#### WHAT YOU HAVE TO DO
Every record below is to be restated verbatim, though its images are not.
RECORDED DATA below:
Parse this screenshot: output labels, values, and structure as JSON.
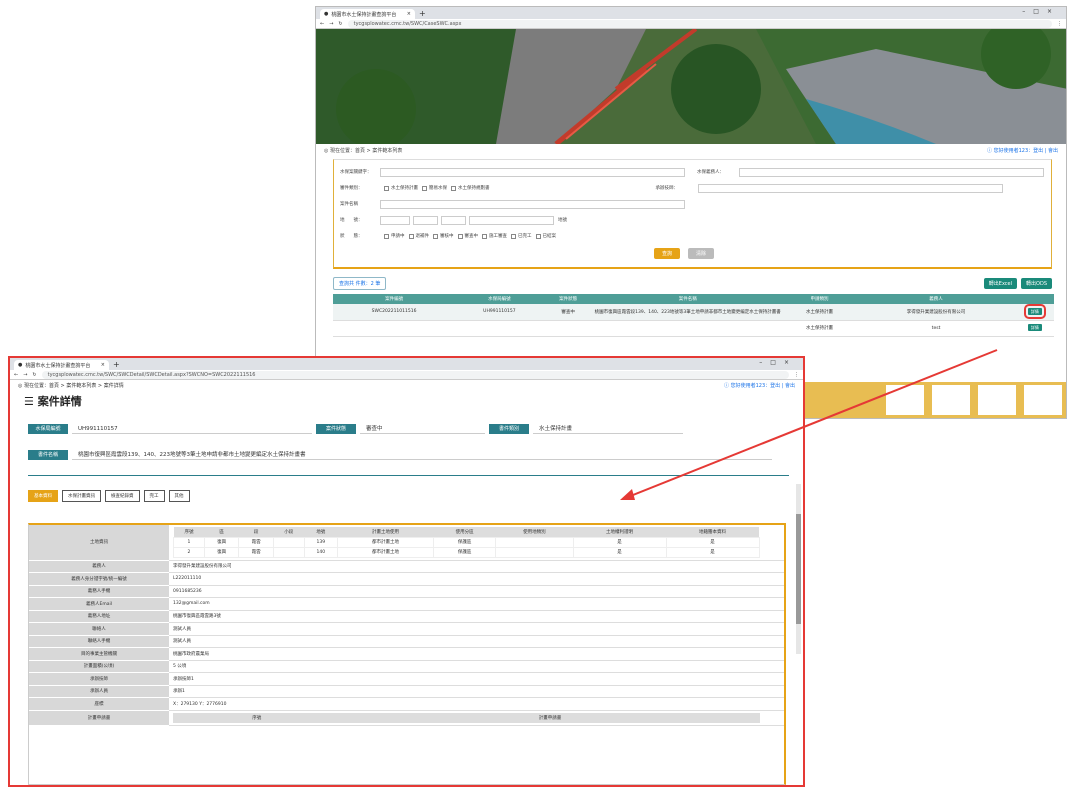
{
  "back_window": {
    "tab_title": "桃園市水土保持計畫查詢平台",
    "url": "tycgsplowatec.cmc.tw/SWC/CaseSWC.aspx",
    "breadcrumb": "◎ 現在位置：首頁 > 案件範本列表",
    "user_links": "ⓘ 您好使用者123：登出 | 會出",
    "search": {
      "case_keyword_label": "水保案關鍵字：",
      "applicant_label": "水保義務人：",
      "case_type_label": "審件類別：",
      "case_type_options": [
        "水土保持計畫",
        "簡易水保",
        "水土保持規劃書"
      ],
      "approver_label": "承辦技師：",
      "case_name_label": "案件名稱",
      "location_label": "地　　號：",
      "location_unit": "地號",
      "status_label": "狀　　態：",
      "status_options": [
        "申請中",
        "退補件",
        "審核中",
        "審查中",
        "施工審查",
        "已完工",
        "已結案"
      ],
      "query_button": "查詢",
      "clear_button": "清除"
    },
    "result_count": "查詢共 件數：2 筆",
    "export_buttons": [
      "轉出Excel",
      "轉出ODS"
    ],
    "columns": [
      "案件編號",
      "水保局編號",
      "案件狀態",
      "案件名稱",
      "申請類別",
      "義務人",
      ""
    ],
    "rows": [
      {
        "id": "SWC202211011516",
        "no": "UH991110157",
        "status": "審查中",
        "name": "桃園市復興區霞雲段139、140、223地號等3筆土地申請非都市土地變更編定水土保持計畫書",
        "type": "水土保持計畫",
        "owner": "李得發升業建設股份有限公司",
        "btn": "詳情"
      },
      {
        "id": "",
        "no": "",
        "status": "",
        "name": "",
        "type": "水土保持計畫",
        "owner": "test",
        "btn": "詳情"
      }
    ]
  },
  "front_window": {
    "tab_title": "桃園市水土保持計畫查詢平台",
    "url": "tycgsplowatec.cmc.tw/SWC/SWCDetail/SWCDetail.aspx?SWCNO=SWC2022111516",
    "breadcrumb": "◎ 現在位置：首頁 > 案件範本列表 > 案件詳情",
    "user_links": "ⓘ 您好使用者123：登出 | 會出",
    "page_title": "☰ 案件詳情",
    "fields": {
      "case_no_label": "水保局編號",
      "case_no": "UH991110157",
      "status_label": "案件狀態",
      "status": "審查中",
      "type_label": "書件類別",
      "type": "水土保持計畫",
      "name_label": "書件名稱",
      "name": "桃園市復興區霞雲段139、140、223地號等3筆土地申請非都市土地變更編定水土保持計畫書"
    },
    "tab_buttons": [
      "基本資料",
      "水保計畫資訊",
      "檢查紀錄資",
      "完工",
      "其他"
    ],
    "land_header": [
      "序號",
      "區",
      "段",
      "小段",
      "地號",
      "計畫土地使用",
      "使用分區",
      "使用地類別",
      "土地權利證明",
      "地籍謄本資料"
    ],
    "land_rows": [
      [
        "1",
        "復興",
        "霞雲",
        "",
        "139",
        "都市計畫土地",
        "保護區",
        "",
        "是",
        "是"
      ],
      [
        "2",
        "復興",
        "霞雲",
        "",
        "140",
        "都市計畫土地",
        "保護區",
        "",
        "是",
        "是"
      ]
    ],
    "details": [
      {
        "k": "土地資訊",
        "v": ""
      },
      {
        "k": "義務人",
        "v": "李得發升業建設股份有限公司"
      },
      {
        "k": "義務人身分證字號/統一編號",
        "v": "L222011110"
      },
      {
        "k": "義務人手機",
        "v": "0911685236"
      },
      {
        "k": "義務人Email",
        "v": "132@gmail.com"
      },
      {
        "k": "義務人地址",
        "v": "桃園市復興區霞雲路3號"
      },
      {
        "k": "聯絡人",
        "v": "測試人員"
      },
      {
        "k": "聯絡人手機",
        "v": "測試人員"
      },
      {
        "k": "目的事業主管機關",
        "v": "桃園市政府農業局"
      },
      {
        "k": "計畫面積(公頃)",
        "v": "5 公頃"
      },
      {
        "k": "承辦技師",
        "v": "承辦技師1"
      },
      {
        "k": "承辦人員",
        "v": "承辦1"
      },
      {
        "k": "座標",
        "v": "X：279130 Y：2776910"
      }
    ],
    "bottom_header": [
      "序號",
      "計畫申請書"
    ],
    "bottom_label": "計畫申請書"
  },
  "colors": {
    "accent": "#e6a317",
    "teal": "#2a7d8a",
    "highlight": "#e53935"
  }
}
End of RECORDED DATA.
#### TASK SOLUTION
Parse this screenshot: output labels, values, and structure as JSON.
{
  "back_window": {
    "tab_title": "桃園市水土保持計畫查詢平台",
    "url": "tycgsplowatec.cmc.tw/SWC/CaseSWC.aspx",
    "breadcrumb": "◎ 現在位置：首頁 > 案件範本列表",
    "user_links": "ⓘ 您好使用者123：登出 | 會出",
    "search": {
      "case_keyword_label": "水保案關鍵字：",
      "applicant_label": "水保義務人：",
      "case_type_label": "審件類別：",
      "case_type_options": [
        "水土保持計畫",
        "簡易水保",
        "水土保持規劃書"
      ],
      "approver_label": "承辦技師：",
      "case_name_label": "案件名稱",
      "location_label": "地　　號：",
      "location_unit": "地號",
      "status_label": "狀　　態：",
      "status_options": [
        "申請中",
        "退補件",
        "審核中",
        "審查中",
        "施工審查",
        "已完工",
        "已結案"
      ],
      "query_button": "查詢",
      "clear_button": "清除"
    },
    "result_count": "查詢共 件數：2 筆",
    "export_buttons": [
      "轉出Excel",
      "轉出ODS"
    ],
    "columns": [
      "案件編號",
      "水保局編號",
      "案件狀態",
      "案件名稱",
      "申請類別",
      "義務人",
      ""
    ],
    "rows": [
      {
        "id": "SWC202211011516",
        "no": "UH991110157",
        "status": "審查中",
        "name": "桃園市復興區霞雲段139、140、223地號等3筆土地申請非都市土地變更編定水土保持計畫書",
        "type": "水土保持計畫",
        "owner": "李得發升業建設股份有限公司",
        "btn": "詳情"
      },
      {
        "id": "",
        "no": "",
        "status": "",
        "name": "",
        "type": "水土保持計畫",
        "owner": "test",
        "btn": "詳情"
      }
    ]
  },
  "front_window": {
    "tab_title": "桃園市水土保持計畫查詢平台",
    "url": "tycgsplowatec.cmc.tw/SWC/SWCDetail/SWCDetail.aspx?SWCNO=SWC2022111516",
    "breadcrumb": "◎ 現在位置：首頁 > 案件範本列表 > 案件詳情",
    "user_links": "ⓘ 您好使用者123：登出 | 會出",
    "page_title": "☰ 案件詳情",
    "fields": {
      "case_no_label": "水保局編號",
      "case_no": "UH991110157",
      "status_label": "案件狀態",
      "status": "審查中",
      "type_label": "書件類別",
      "type": "水土保持計畫",
      "name_label": "書件名稱",
      "name": "桃園市復興區霞雲段139、140、223地號等3筆土地申請非都市土地變更編定水土保持計畫書"
    },
    "tab_buttons": [
      "基本資料",
      "水保計畫資訊",
      "檢查紀錄資",
      "完工",
      "其他"
    ],
    "land_header": [
      "序號",
      "區",
      "段",
      "小段",
      "地號",
      "計畫土地使用",
      "使用分區",
      "使用地類別",
      "土地權利證明",
      "地籍謄本資料"
    ],
    "land_rows": [
      [
        "1",
        "復興",
        "霞雲",
        "",
        "139",
        "都市計畫土地",
        "保護區",
        "",
        "是",
        "是"
      ],
      [
        "2",
        "復興",
        "霞雲",
        "",
        "140",
        "都市計畫土地",
        "保護區",
        "",
        "是",
        "是"
      ]
    ],
    "details": [
      {
        "k": "土地資訊",
        "v": ""
      },
      {
        "k": "義務人",
        "v": "李得發升業建設股份有限公司"
      },
      {
        "k": "義務人身分證字號/統一編號",
        "v": "L222011110"
      },
      {
        "k": "義務人手機",
        "v": "0911685236"
      },
      {
        "k": "義務人Email",
        "v": "132@gmail.com"
      },
      {
        "k": "義務人地址",
        "v": "桃園市復興區霞雲路3號"
      },
      {
        "k": "聯絡人",
        "v": "測試人員"
      },
      {
        "k": "聯絡人手機",
        "v": "測試人員"
      },
      {
        "k": "目的事業主管機關",
        "v": "桃園市政府農業局"
      },
      {
        "k": "計畫面積(公頃)",
        "v": "5 公頃"
      },
      {
        "k": "承辦技師",
        "v": "承辦技師1"
      },
      {
        "k": "承辦人員",
        "v": "承辦1"
      },
      {
        "k": "座標",
        "v": "X：279130 Y：2776910"
      }
    ],
    "bottom_header": [
      "序號",
      "計畫申請書"
    ],
    "bottom_label": "計畫申請書"
  },
  "colors": {
    "accent": "#e6a317",
    "teal": "#2a7d8a",
    "highlight": "#e53935"
  }
}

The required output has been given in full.